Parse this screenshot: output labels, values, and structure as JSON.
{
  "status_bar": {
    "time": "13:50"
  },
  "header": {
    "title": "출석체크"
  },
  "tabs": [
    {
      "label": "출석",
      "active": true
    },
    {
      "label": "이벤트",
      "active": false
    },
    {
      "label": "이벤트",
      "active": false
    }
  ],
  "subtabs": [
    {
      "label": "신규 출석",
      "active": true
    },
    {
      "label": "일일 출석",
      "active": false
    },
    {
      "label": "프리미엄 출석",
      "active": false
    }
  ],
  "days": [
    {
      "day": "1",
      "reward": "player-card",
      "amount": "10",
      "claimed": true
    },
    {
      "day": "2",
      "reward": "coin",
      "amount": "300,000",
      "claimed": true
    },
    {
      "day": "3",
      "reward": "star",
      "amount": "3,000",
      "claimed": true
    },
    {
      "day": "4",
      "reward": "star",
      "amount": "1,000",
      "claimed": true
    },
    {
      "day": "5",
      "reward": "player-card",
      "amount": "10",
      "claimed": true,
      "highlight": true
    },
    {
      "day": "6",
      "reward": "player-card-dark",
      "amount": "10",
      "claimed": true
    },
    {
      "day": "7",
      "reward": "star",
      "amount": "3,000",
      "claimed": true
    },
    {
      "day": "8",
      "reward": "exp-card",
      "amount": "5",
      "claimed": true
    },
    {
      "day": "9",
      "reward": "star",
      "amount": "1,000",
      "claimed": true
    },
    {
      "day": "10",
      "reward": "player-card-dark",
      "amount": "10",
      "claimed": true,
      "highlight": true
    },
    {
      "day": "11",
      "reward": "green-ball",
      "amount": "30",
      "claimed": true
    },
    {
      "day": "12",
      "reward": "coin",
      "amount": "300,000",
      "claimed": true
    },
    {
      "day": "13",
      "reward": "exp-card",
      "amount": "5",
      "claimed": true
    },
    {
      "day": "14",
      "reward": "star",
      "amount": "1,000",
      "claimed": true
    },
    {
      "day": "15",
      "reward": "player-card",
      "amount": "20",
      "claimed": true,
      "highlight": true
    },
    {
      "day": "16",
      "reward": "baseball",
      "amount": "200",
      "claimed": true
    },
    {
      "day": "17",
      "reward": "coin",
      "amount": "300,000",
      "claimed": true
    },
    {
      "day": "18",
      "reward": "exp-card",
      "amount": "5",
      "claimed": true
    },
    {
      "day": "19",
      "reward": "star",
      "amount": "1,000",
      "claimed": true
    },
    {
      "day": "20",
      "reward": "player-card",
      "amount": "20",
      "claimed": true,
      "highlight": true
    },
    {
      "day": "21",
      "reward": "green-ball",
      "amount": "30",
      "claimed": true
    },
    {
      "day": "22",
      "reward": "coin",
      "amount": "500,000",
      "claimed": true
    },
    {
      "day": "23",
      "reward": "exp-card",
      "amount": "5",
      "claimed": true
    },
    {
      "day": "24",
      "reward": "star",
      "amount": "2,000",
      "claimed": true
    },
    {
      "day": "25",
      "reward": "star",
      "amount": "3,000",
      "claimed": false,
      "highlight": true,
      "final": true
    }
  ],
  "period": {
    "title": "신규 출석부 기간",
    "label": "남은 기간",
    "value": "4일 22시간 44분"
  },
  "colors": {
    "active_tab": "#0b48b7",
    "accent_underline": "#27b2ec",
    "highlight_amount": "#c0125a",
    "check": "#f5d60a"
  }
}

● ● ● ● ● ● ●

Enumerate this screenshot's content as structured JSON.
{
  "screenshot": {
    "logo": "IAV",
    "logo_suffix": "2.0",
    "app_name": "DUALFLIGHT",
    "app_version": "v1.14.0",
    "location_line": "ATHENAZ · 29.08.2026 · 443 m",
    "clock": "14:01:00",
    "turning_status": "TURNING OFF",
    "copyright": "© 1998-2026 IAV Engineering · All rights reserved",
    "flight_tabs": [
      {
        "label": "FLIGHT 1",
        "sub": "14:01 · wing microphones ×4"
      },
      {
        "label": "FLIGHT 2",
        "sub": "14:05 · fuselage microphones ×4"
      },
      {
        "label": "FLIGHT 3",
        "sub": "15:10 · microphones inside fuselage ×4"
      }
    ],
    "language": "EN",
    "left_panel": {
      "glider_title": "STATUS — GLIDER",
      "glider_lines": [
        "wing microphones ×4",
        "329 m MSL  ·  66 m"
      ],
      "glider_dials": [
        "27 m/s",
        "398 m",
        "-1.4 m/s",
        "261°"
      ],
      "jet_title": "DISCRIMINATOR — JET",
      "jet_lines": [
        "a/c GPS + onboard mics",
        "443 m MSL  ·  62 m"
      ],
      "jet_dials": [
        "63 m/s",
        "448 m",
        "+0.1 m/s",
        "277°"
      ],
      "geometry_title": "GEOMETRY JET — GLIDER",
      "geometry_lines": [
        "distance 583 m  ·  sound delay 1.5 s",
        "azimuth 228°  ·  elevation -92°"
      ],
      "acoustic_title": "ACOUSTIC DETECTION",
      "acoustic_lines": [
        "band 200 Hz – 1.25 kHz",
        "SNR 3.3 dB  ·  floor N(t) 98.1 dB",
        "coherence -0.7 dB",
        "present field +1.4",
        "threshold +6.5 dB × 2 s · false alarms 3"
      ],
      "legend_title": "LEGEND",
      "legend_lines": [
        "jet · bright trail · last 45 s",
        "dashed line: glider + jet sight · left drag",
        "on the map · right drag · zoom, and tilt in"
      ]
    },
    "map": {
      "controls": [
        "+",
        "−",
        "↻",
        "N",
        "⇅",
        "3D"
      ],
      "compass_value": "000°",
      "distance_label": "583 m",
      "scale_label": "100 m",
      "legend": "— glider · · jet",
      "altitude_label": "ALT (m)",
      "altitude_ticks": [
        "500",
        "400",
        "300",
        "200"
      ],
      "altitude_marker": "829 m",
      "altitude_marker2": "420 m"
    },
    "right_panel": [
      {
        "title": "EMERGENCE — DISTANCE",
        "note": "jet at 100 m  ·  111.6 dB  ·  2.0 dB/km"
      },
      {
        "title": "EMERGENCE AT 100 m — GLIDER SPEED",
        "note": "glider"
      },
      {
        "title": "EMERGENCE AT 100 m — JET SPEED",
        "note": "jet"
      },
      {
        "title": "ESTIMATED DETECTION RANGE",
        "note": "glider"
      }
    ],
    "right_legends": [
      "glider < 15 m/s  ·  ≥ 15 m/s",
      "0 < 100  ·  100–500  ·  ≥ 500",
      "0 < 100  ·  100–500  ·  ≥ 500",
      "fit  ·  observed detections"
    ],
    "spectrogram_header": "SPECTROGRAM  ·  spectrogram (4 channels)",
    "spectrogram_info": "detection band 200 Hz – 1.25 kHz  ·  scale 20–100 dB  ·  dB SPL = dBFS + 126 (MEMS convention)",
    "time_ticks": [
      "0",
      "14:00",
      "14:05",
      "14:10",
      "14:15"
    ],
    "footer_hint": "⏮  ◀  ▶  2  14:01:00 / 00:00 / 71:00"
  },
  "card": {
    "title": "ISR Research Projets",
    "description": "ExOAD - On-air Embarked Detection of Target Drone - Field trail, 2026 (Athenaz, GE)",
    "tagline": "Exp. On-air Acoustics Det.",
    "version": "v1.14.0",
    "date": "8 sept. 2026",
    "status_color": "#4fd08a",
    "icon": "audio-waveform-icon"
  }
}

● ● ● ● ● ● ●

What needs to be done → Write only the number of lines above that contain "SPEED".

Solved exercise → 2